Most existing eutrophication indicators are based on Chlorophyll a (Chl a), a parameter integrative of phytoplankton biomass, in combination with physico-chemical indicators.


Meris chlorophyll a concentration (percentile 90) in 2011 (Credit: MarCoast project)

However Chl a as such is often not sufficient to properly assess the negative effect of changing nutrient loads on the ecosystem structure and function. For instance regional indicators based on either the combination of phytoplankton biomass and diversity metrics (e.g. Spatharis and Tsirtis 2010) or an undesirable cell threshold (e.g. Phaeocystis; Lancelot et al., 2009) have been suggested for respectively the Mediterranean Sea and Southern North Sea ecosystems.


Phaeocystis globosa. Left: colonies; right: foam produced by the degradation of colonies (credit: V.Rousseau).

Overall there is an urgent need for identifying ecologically-based indicators for scaling eutrophication problems in regional seas and identifying ecologically-sound targets. In addition, as local ecosystems extend over countries and water masses continuously cross national boundaries, an integrated and consistent EU policy would require an homogenization of the official thresholds defining the Good Environmental Status (GES) across the NEA.


Lancelot, C., Rousseau, V. and Gypens, N., 2009. Ecologically based indicators for Phaeocystis disturbance in eutrophied Belgian coastal waters (Southern North Sea) based on field observations and ecological modeling.
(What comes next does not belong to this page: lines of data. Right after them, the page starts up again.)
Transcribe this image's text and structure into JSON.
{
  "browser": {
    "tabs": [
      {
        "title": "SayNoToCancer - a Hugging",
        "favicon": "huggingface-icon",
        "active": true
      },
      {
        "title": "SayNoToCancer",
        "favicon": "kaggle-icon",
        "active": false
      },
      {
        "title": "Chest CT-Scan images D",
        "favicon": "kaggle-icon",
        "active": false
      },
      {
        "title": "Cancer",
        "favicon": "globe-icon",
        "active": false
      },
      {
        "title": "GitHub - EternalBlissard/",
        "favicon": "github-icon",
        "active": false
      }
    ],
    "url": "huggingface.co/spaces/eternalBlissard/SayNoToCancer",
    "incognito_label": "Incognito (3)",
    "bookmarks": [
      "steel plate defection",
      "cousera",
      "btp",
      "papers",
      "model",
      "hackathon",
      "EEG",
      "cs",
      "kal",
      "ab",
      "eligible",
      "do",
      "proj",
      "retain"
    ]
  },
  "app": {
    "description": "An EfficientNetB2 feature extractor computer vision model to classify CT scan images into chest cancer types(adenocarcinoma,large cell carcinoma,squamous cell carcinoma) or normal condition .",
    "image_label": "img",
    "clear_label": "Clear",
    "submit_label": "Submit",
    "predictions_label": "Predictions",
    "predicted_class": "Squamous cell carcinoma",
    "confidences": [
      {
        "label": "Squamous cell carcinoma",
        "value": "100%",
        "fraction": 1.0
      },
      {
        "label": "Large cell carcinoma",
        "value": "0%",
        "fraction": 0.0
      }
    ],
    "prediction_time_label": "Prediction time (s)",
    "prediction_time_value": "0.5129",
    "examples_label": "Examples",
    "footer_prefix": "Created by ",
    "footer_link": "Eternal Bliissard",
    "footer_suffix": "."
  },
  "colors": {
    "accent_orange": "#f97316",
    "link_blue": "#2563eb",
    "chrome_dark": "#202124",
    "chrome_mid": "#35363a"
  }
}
Journal of Sea research, 61: 44-49.

Spatharis, S. and Tsirtsis, G., 2010. Ecological quality scales based on phytoplankton for the implementation of water framework directive in the Eastern Mediterranean. Ecological Indicators, 10: 840-847.